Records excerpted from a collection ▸
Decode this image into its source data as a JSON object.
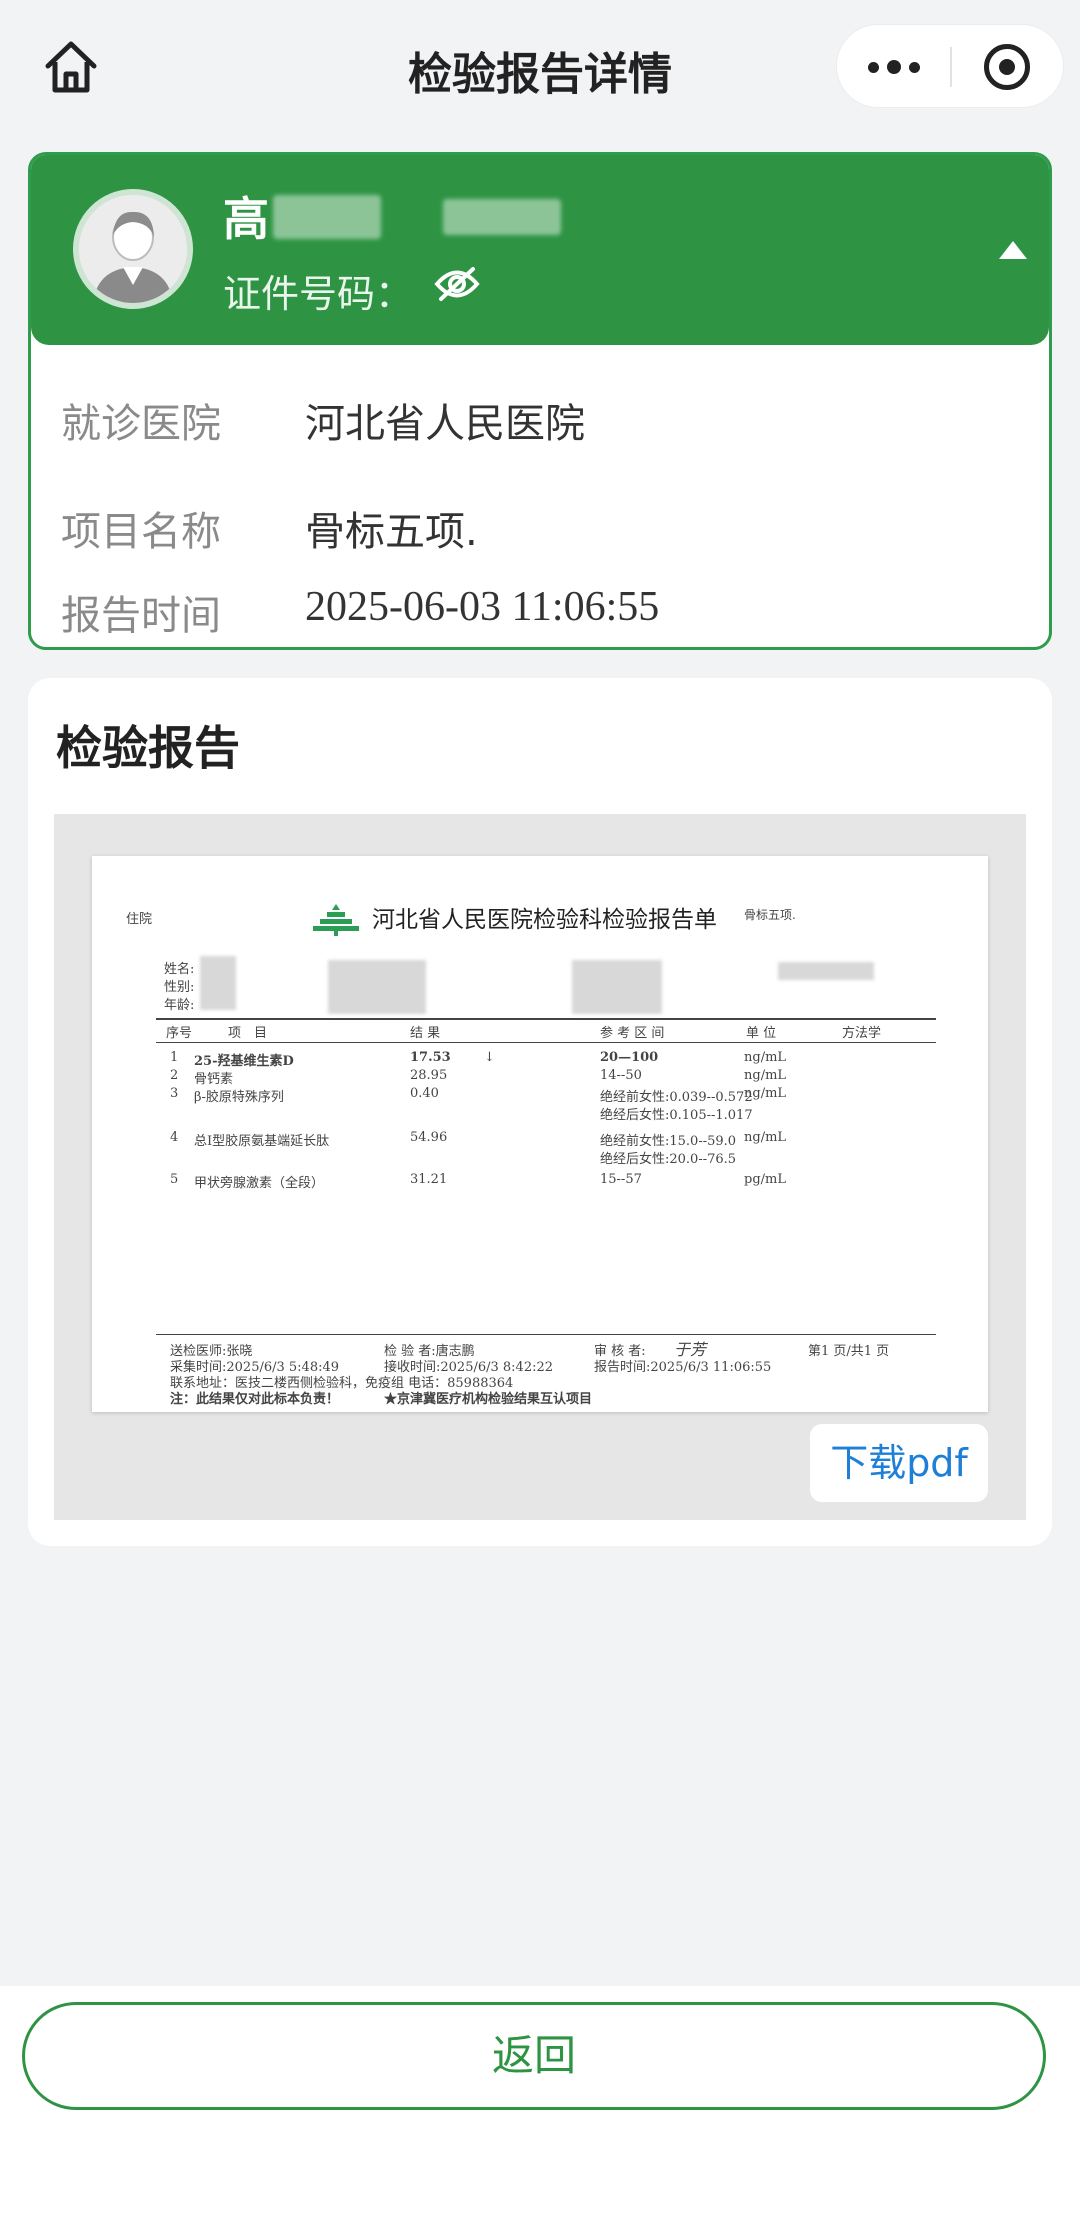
{
  "nav": {
    "title": "检验报告详情"
  },
  "patient": {
    "name_visible": "高",
    "id_label": "证件号码：",
    "hospital_label": "就诊医院",
    "hospital_value": "河北省人民医院",
    "project_label": "项目名称",
    "project_value": "骨标五项.",
    "time_label": "报告时间",
    "time_value": "2025-06-03 11:06:55"
  },
  "report": {
    "section_title": "检验报告",
    "download_label": "下载pdf",
    "paper": {
      "inpatient": "住院",
      "hospital_title": "河北省人民医院检验科检验报告单",
      "specimen": "骨标五项.",
      "name_label": "姓名:",
      "sex_label": "性别:",
      "age_label": "年龄:",
      "headers": [
        "序号",
        "项　目",
        "结 果",
        "参 考 区 间",
        "单 位",
        "方法学"
      ],
      "rows": [
        {
          "no": "1",
          "item": "25-羟基维生素D",
          "result": "17.53",
          "flag": "↓",
          "range": "20—100",
          "unit": "ng/mL"
        },
        {
          "no": "2",
          "item": "骨钙素",
          "result": "28.95",
          "flag": "",
          "range": "14--50",
          "unit": "ng/mL"
        },
        {
          "no": "3",
          "item": "β-胶原特殊序列",
          "result": "0.40",
          "flag": "",
          "range": "绝经前女性:0.039--0.572",
          "range2": "绝经后女性:0.105--1.017",
          "unit": "ng/mL"
        },
        {
          "no": "4",
          "item": "总I型胶原氨基端延长肽",
          "result": "54.96",
          "flag": "",
          "range": "绝经前女性:15.0--59.0",
          "range2": "绝经后女性:20.0--76.5",
          "unit": "ng/mL"
        },
        {
          "no": "5",
          "item": "甲状旁腺激素（全段）",
          "result": "31.21",
          "flag": "",
          "range": "15--57",
          "unit": "pg/mL"
        }
      ],
      "footer": {
        "doctor": "送检医师:张晓",
        "inspector": "检 验 者:唐志鹏",
        "reviewer": "审 核 者:",
        "signature": "于芳",
        "page": "第1 页/共1 页",
        "collect_time": "采集时间:2025/6/3 5:48:49",
        "receive_time": "接收时间:2025/6/3 8:42:22",
        "report_time": "报告时间:2025/6/3 11:06:55",
        "address": "联系地址：医技二楼西侧检验科，免疫组 电话：85988364",
        "note": "注：此结果仅对此标本负责！",
        "mutual": "★京津冀医疗机构检验结果互认项目"
      }
    }
  },
  "footer": {
    "back_label": "返回"
  },
  "colors": {
    "primary_green": "#2e9444",
    "link_blue": "#1f7fd6",
    "background": "#f2f3f5"
  },
  "icons": [
    "home-icon",
    "more-icon",
    "close-circle-icon",
    "eye-off-icon",
    "collapse-caret-icon",
    "avatar-icon",
    "hospital-logo-icon"
  ]
}
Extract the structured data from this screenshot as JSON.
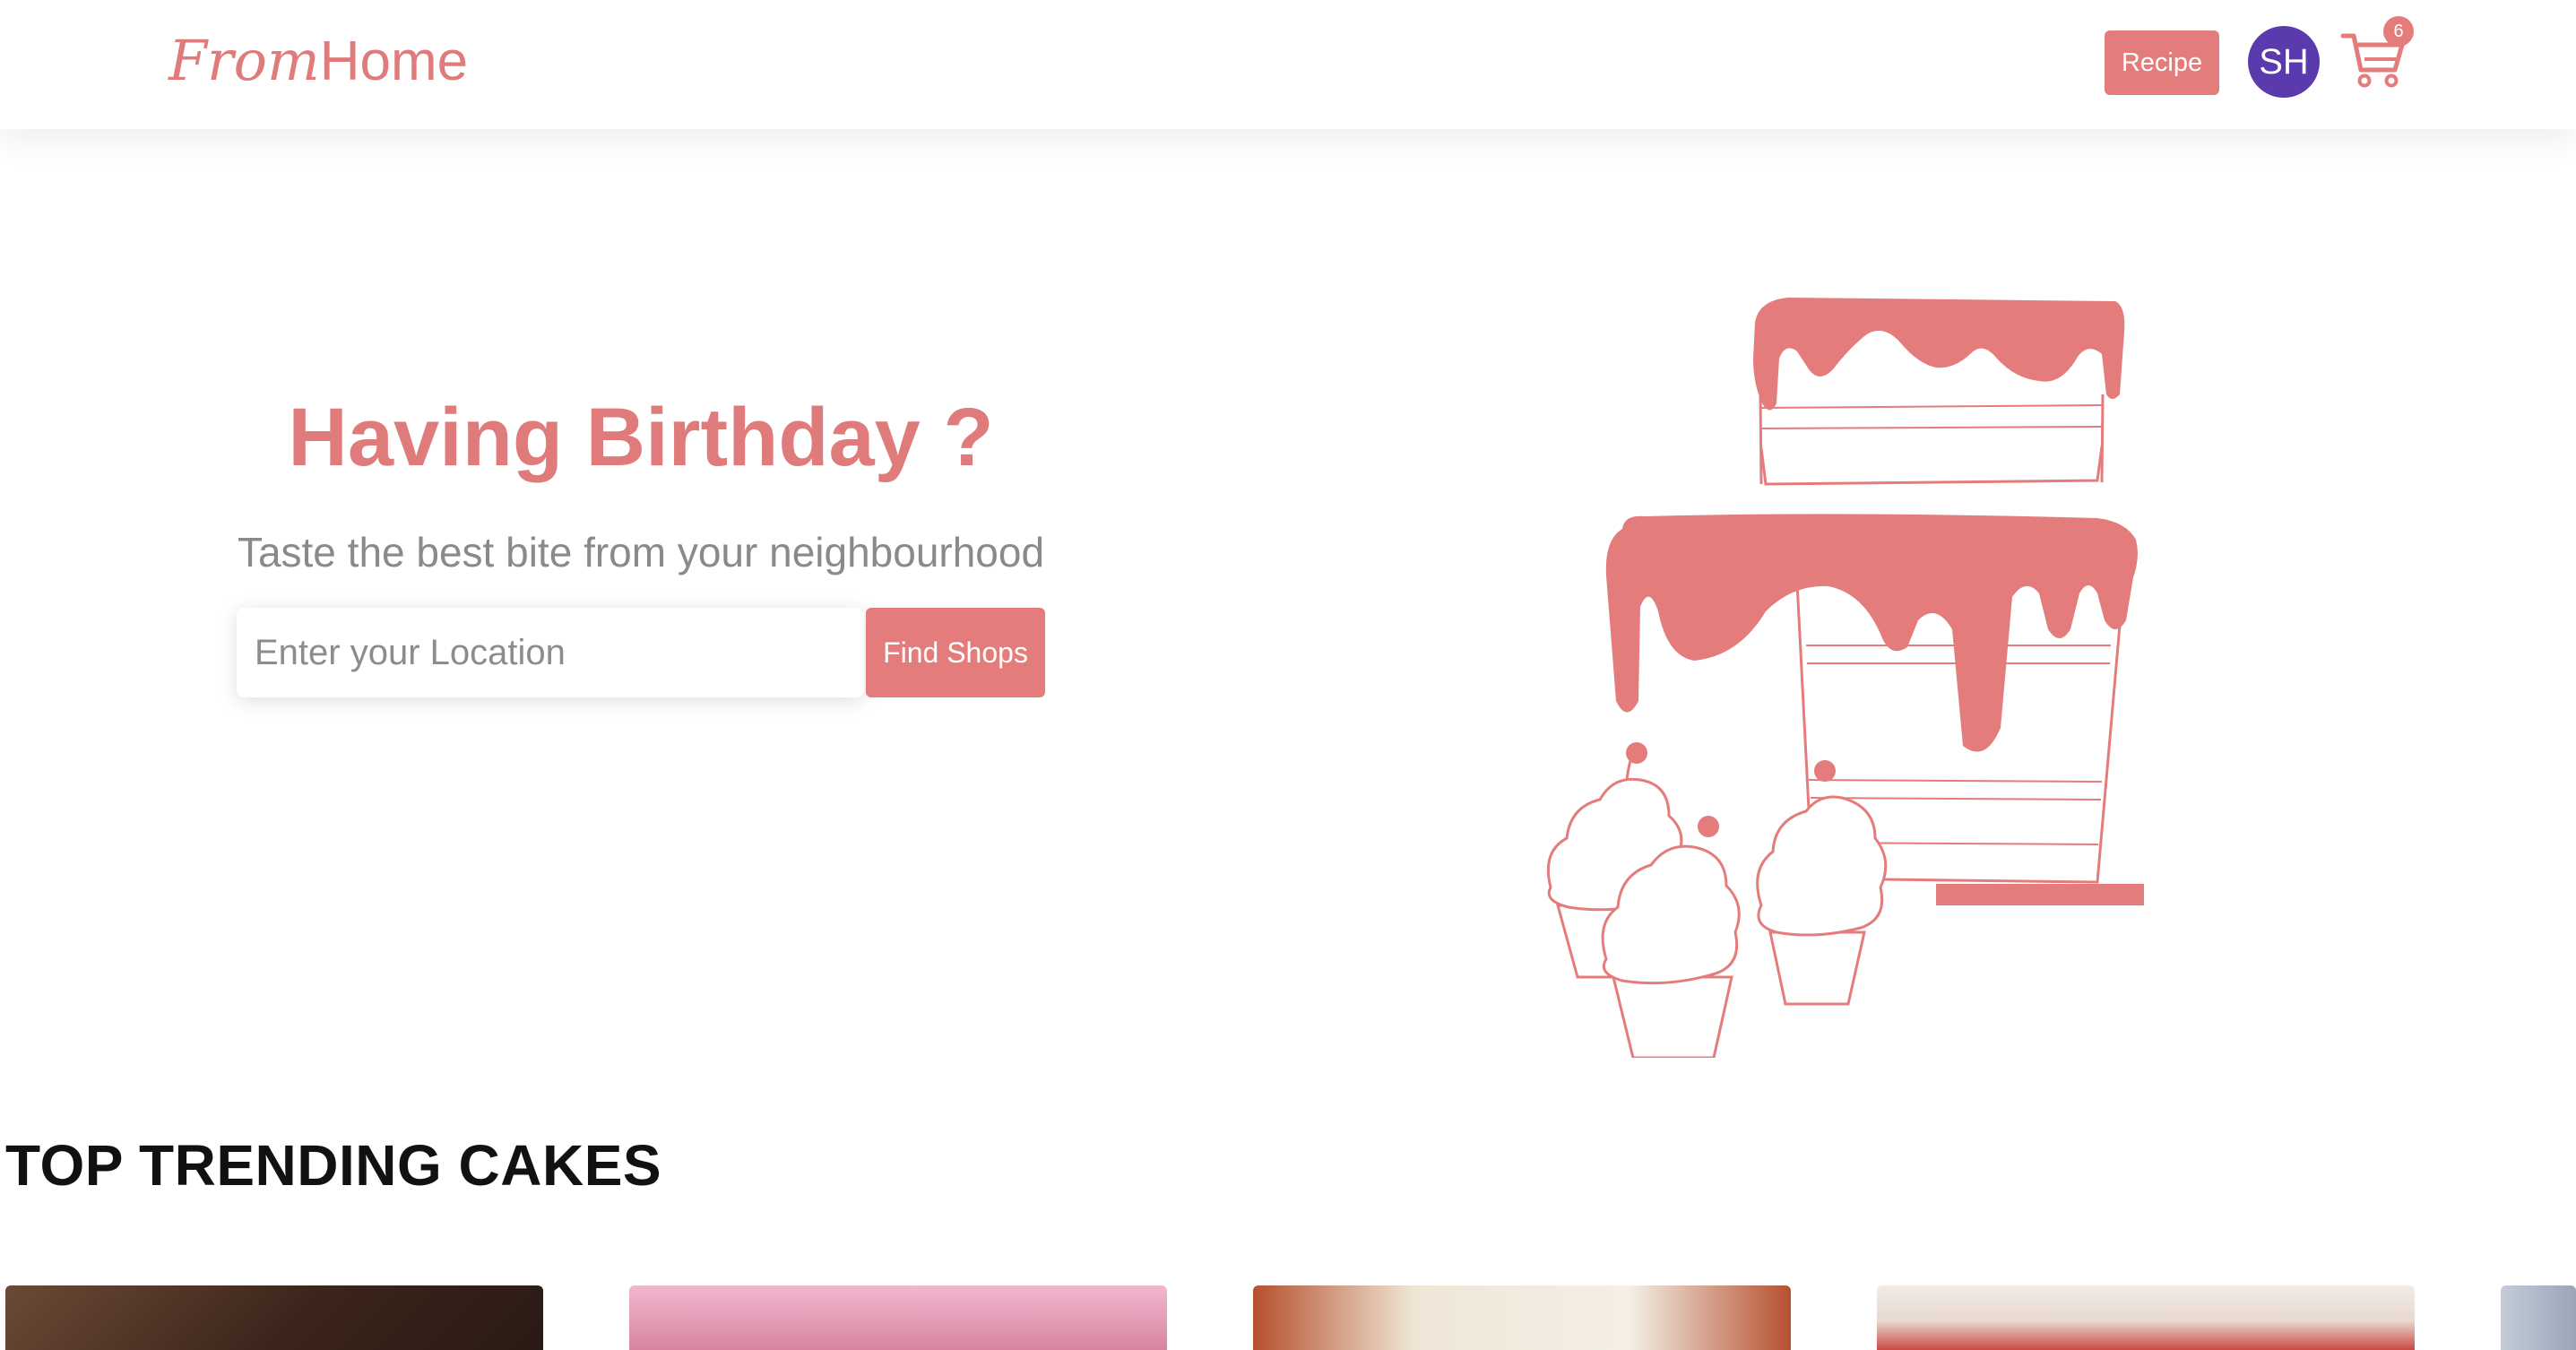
{
  "brand": {
    "logo_from": "From",
    "logo_home": "Home",
    "color": "#e07b7b"
  },
  "header": {
    "recipe_label": "Recipe",
    "avatar_initials": "SH",
    "cart_count": "6",
    "cart_icon": "shopping-cart-icon"
  },
  "hero": {
    "title": "Having Birthday ?",
    "subtitle": "Taste the best bite from your neighbourhood",
    "search": {
      "placeholder": "Enter your Location",
      "value": ""
    },
    "find_label": "Find Shops",
    "illustration_icon": "birthday-cake-illustration"
  },
  "trending": {
    "title": "TOP TRENDING CAKES",
    "cards": [
      {
        "name": "cake-card-chocolate",
        "colors": [
          "#5a3a2a",
          "#3b241b"
        ]
      },
      {
        "name": "cake-card-pink-birthday",
        "colors": [
          "#e9a9c6",
          "#d4829f"
        ]
      },
      {
        "name": "cake-card-cream",
        "colors": [
          "#b5502e",
          "#efe6d6"
        ]
      },
      {
        "name": "cake-card-red-velvet",
        "colors": [
          "#f2ece6",
          "#c94a43"
        ]
      },
      {
        "name": "cake-card-partial",
        "colors": [
          "#c4ccd8",
          "#9aa6b8"
        ]
      }
    ]
  },
  "colors": {
    "accent": "#e57c7c",
    "avatar": "#5b3aad",
    "title": "#111111"
  }
}
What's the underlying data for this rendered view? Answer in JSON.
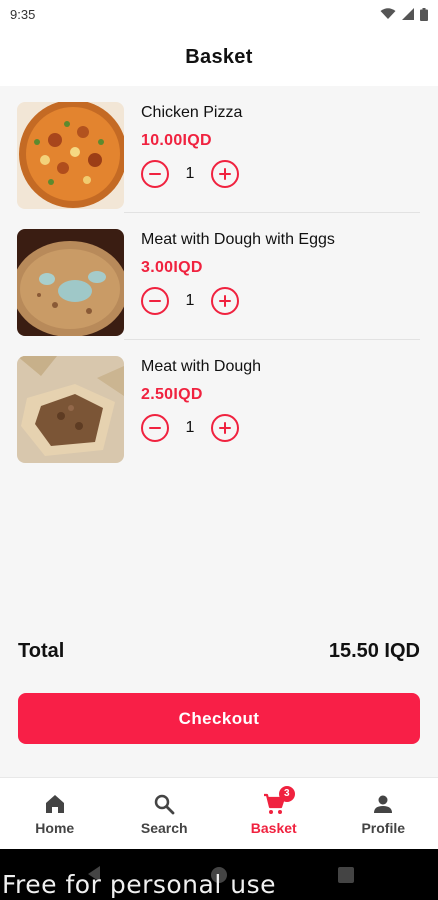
{
  "status_bar": {
    "time": "9:35"
  },
  "header": {
    "title": "Basket"
  },
  "items": [
    {
      "name": "Chicken Pizza",
      "price": "10.00IQD",
      "quantity": "1"
    },
    {
      "name": "Meat with Dough with Eggs",
      "price": "3.00IQD",
      "quantity": "1"
    },
    {
      "name": "Meat with Dough",
      "price": "2.50IQD",
      "quantity": "1"
    }
  ],
  "total": {
    "label": "Total",
    "value": "15.50 IQD"
  },
  "checkout": {
    "label": "Checkout"
  },
  "bottom_nav": [
    {
      "label": "Home",
      "icon": "home-icon"
    },
    {
      "label": "Search",
      "icon": "search-icon"
    },
    {
      "label": "Basket",
      "icon": "cart-icon",
      "badge": "3",
      "active": true
    },
    {
      "label": "Profile",
      "icon": "person-icon"
    }
  ],
  "colors": {
    "accent": "#f0223f",
    "button": "#f81f47"
  },
  "watermark": "Free for personal use"
}
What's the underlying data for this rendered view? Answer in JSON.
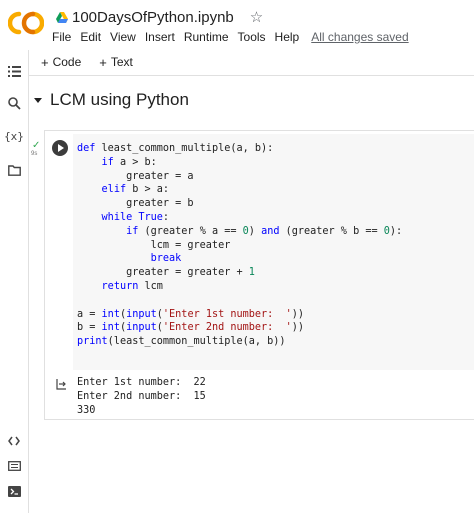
{
  "header": {
    "doc_title": "100DaysOfPython.ipynb",
    "menu": [
      "File",
      "Edit",
      "View",
      "Insert",
      "Runtime",
      "Tools",
      "Help"
    ],
    "save_status": "All changes saved"
  },
  "colors": {
    "logo_orange": "#f9ab00",
    "logo_dark": "#e37400",
    "keyword": "#0000ff",
    "number": "#098658",
    "string": "#a31515",
    "check": "#34a853"
  },
  "toolbar": {
    "add_code": "Code",
    "add_text": "Text"
  },
  "rail": {
    "icons": [
      "toc-icon",
      "search-icon",
      "variables-icon",
      "folder-icon",
      "code-snippets-icon",
      "command-palette-icon",
      "terminal-icon"
    ],
    "variables_label": "{x}"
  },
  "section": {
    "title": "LCM using Python"
  },
  "cell": {
    "exec_time": "9s",
    "code_lines": [
      "def least_common_multiple(a, b):",
      "    if a > b:",
      "        greater = a",
      "    elif b > a:",
      "        greater = b",
      "    while True:",
      "        if (greater % a == 0) and (greater % b == 0):",
      "            lcm = greater",
      "            break",
      "        greater = greater + 1",
      "    return lcm",
      "",
      "a = int(input('Enter 1st number:  '))",
      "b = int(input('Enter 2nd number:  '))",
      "print(least_common_multiple(a, b))"
    ],
    "output_lines": [
      "Enter 1st number:  22",
      "Enter 2nd number:  15",
      "330"
    ]
  }
}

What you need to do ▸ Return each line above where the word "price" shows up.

Task result ▸
      "price": "10.00IQD",
      "price": "3.00IQD",
      "price": "2.50IQD",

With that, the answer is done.